Unique Concrete, West Milford, N.J.
Project: Hamburg Church, Hamburg, N.J.
The artisan says: This project began with a proposal to a church for work on a large set of steps at the main entrance that were in need of a facelift.
The steps had several cracks, areas that had spalled, and some sections that had been repaired with thin laminations of concrete. Also, the top platform was capped in such a way as to create excessive pitch.
Our estimate was half that of a competitive bid. Our approach was to use the existing steps as a base and then cover it with a heavily reinforced unbonded and decorative concrete overlay. The reinforcement was achieved with galvanized wire lath, wire mesh, 1/2-inch rerod and structural synthetic fibers. This overlay was designed to react independently of the base steps to allow for shrinkage and the effects of the freeze-thaw cycles.
All of the vertical surfaces were finished with cultured stone. The concrete was integrally colored, and impressions were made with “cookie-cutter” stamps and hand chisels. All of the impressions were deep in order to act as control joints and arrest shrinkage. These impressions were grouted to create the realistic appearance of custom masonry.
The church elders were pleased with the results. Due to their cost savings, they decided to allow us to resurface another set of steps, a sidewalk and a bell tower.
This method of resurfacing with the unbonded concrete overlay allows us to isolate cracked and spalled areas so that they do not transfer through the finished product. The concrete for this project had a minimum thickness of 1 1/2 inches.
Materials used included: Forte and Nycon synthetic fibers, Bayferrox integral color, QC Construction Materials sealers, Anti-Hydro and Owens Corning Cultured Stone.
First Place, Interior
Rochester Hills, Mich.
Project: Detroit Water Board Building, Detroit, Mich.
The artisan says: The Art Deco-styled Detroit Water Board Building has been a familiar part of Detroit’s skyline since October 1928. The completed building reflects the trend toward simplification of forms typical of the Jazz Age. Standing 23 stories, it is comprised of a five-story base, a 15-story shaft, and a three-story penthouse. Beyond the first floor lobby, the customer service center is awash in cream-colored marble on the walls and pillars that frame the inner entrance.
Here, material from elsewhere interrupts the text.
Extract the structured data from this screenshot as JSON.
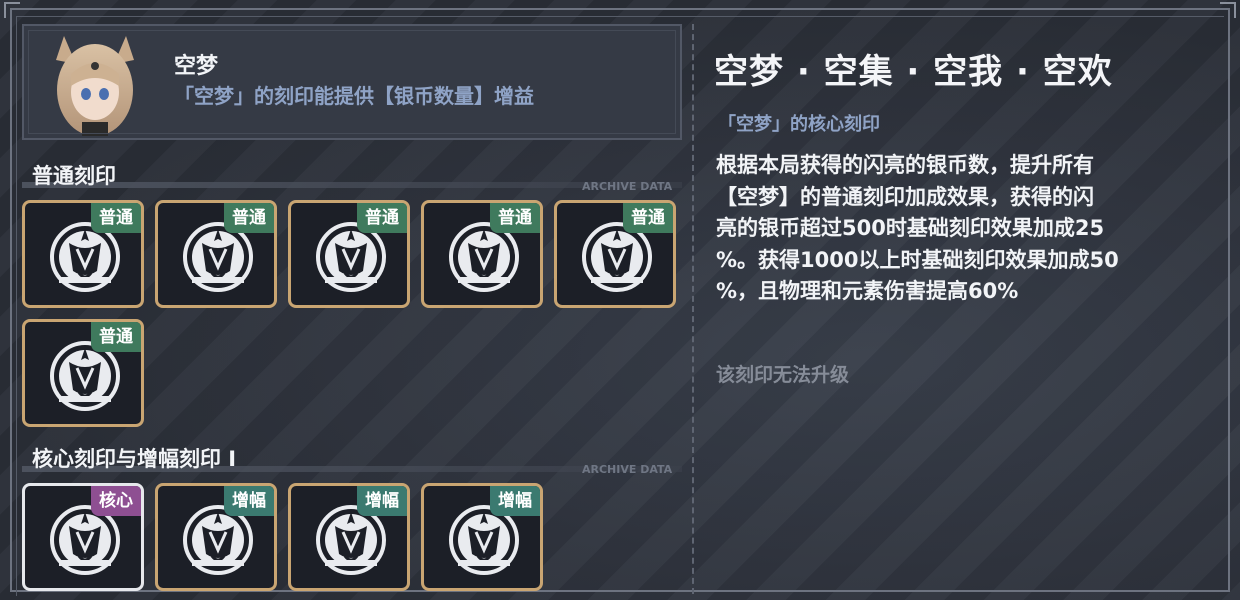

The historic Detroit Water Board Building customer service center was undergoing a major restoration to return it to its former glory when Abstract Concrete was called to the task of restoring the floor. Originally, the floor consisted of a limestone common to the era, but over the years it had seen various floor coverings, the latest being an unattractive VCT tile. Replacing the flooring with the original limestone was not an option because this replicate stone would be difficult to locate as well as cost-prohibitive.
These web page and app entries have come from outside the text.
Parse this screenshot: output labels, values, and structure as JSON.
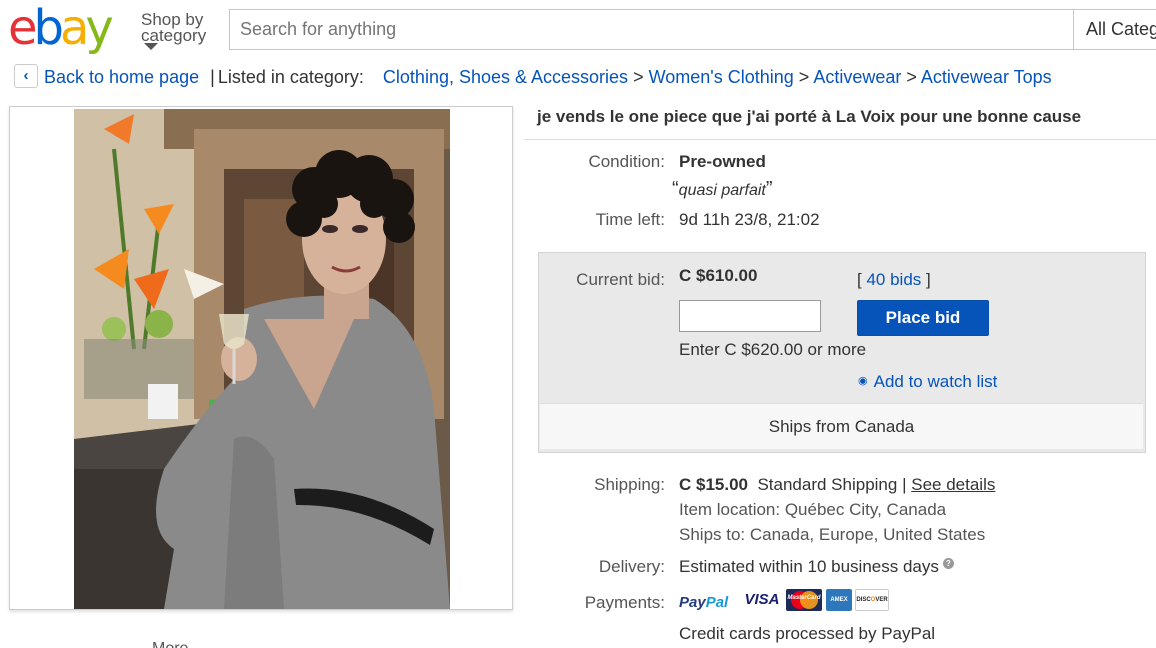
{
  "header": {
    "logo_letters": [
      "e",
      "b",
      "a",
      "y"
    ],
    "shop_by": "Shop by",
    "category": "category",
    "search_placeholder": "Search for anything",
    "category_select": "All Categories"
  },
  "breadcrumb": {
    "back_label": "Back to home page",
    "separator": "|",
    "listed_in": "Listed in category:",
    "gt": ">",
    "categories": [
      "Clothing, Shoes & Accessories",
      "Women's Clothing",
      "Activewear",
      "Activewear Tops"
    ]
  },
  "listing": {
    "title": "je vends le one piece que j'ai porté à La Voix pour une bonne cause",
    "condition_label": "Condition:",
    "condition_value": "Pre-owned",
    "condition_note": "quasi parfait",
    "quote_open": "“",
    "quote_close": "”",
    "time_left_label": "Time left:",
    "time_left_value": "9d 11h 23/8, 21:02"
  },
  "bid": {
    "current_bid_label": "Current bid:",
    "current_bid_value": "C $610.00",
    "bids_open": "[",
    "bids_count": "40 bids",
    "bids_close": "]",
    "input_value": "",
    "place_bid_label": "Place bid",
    "enter_hint": "Enter C $620.00 or more",
    "watch_label": "Add to watch list",
    "ships_from": "Ships from Canada"
  },
  "shipping": {
    "shipping_label": "Shipping:",
    "shipping_cost": "C $15.00",
    "shipping_method": "Standard Shipping",
    "separator": "|",
    "see_details": "See details",
    "item_location": "Item location: Québec City, Canada",
    "ships_to": "Ships to: Canada, Europe, United States",
    "delivery_label": "Delivery:",
    "delivery_value": "Estimated within 10 business days",
    "help_glyph": "?",
    "payments_label": "Payments:",
    "paypal_part1": "Pay",
    "paypal_part2": "Pal",
    "visa": "VISA",
    "mastercard": "MasterCard",
    "amex": "AMEX",
    "discover_a": "DISC",
    "discover_o": "O",
    "discover_b": "VER",
    "credit_note": "Credit cards processed by PayPal"
  },
  "below_image": "More"
}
Our task was to install a floor that would compliment the decor of the marble walls. For this we would use a troweled overlay that we would scribe the pattern into and stain. But first, we had to tackle the issues with the substrate. Once the existing floor, layers of mastic, and patch materials were removed, we found a substrate with a maze of cracks unlike we had ever seen. The concrete slab of the era was a floating slab, and the construction technology was not as refined as it is today. To deal with this problem, and to prevent further flooring problems in the future, a special micro-doweling polyurea-urethane hybrid was used to mend the cracks. While this solution is not foolproof, it is the best technology available today to deal with the problem. The special crack filler penetrates deep into the concrete and remains flexible to inhibit further crack formation or recracking.
The most complicated task of the project involved reconstructing the entrance with the addition of a wheelchair ramp to bring the building into compliance with ADA standards. This was done, and the installed flooring was seamlessly integrated.
The flooring consisted of the troweled concrete overlay with a scribed pattern. It was stained to compliment the existing marble, in keeping with the Art Deco appearance of the customer service center. A clear UV-stable epoxy topcoat finished the surface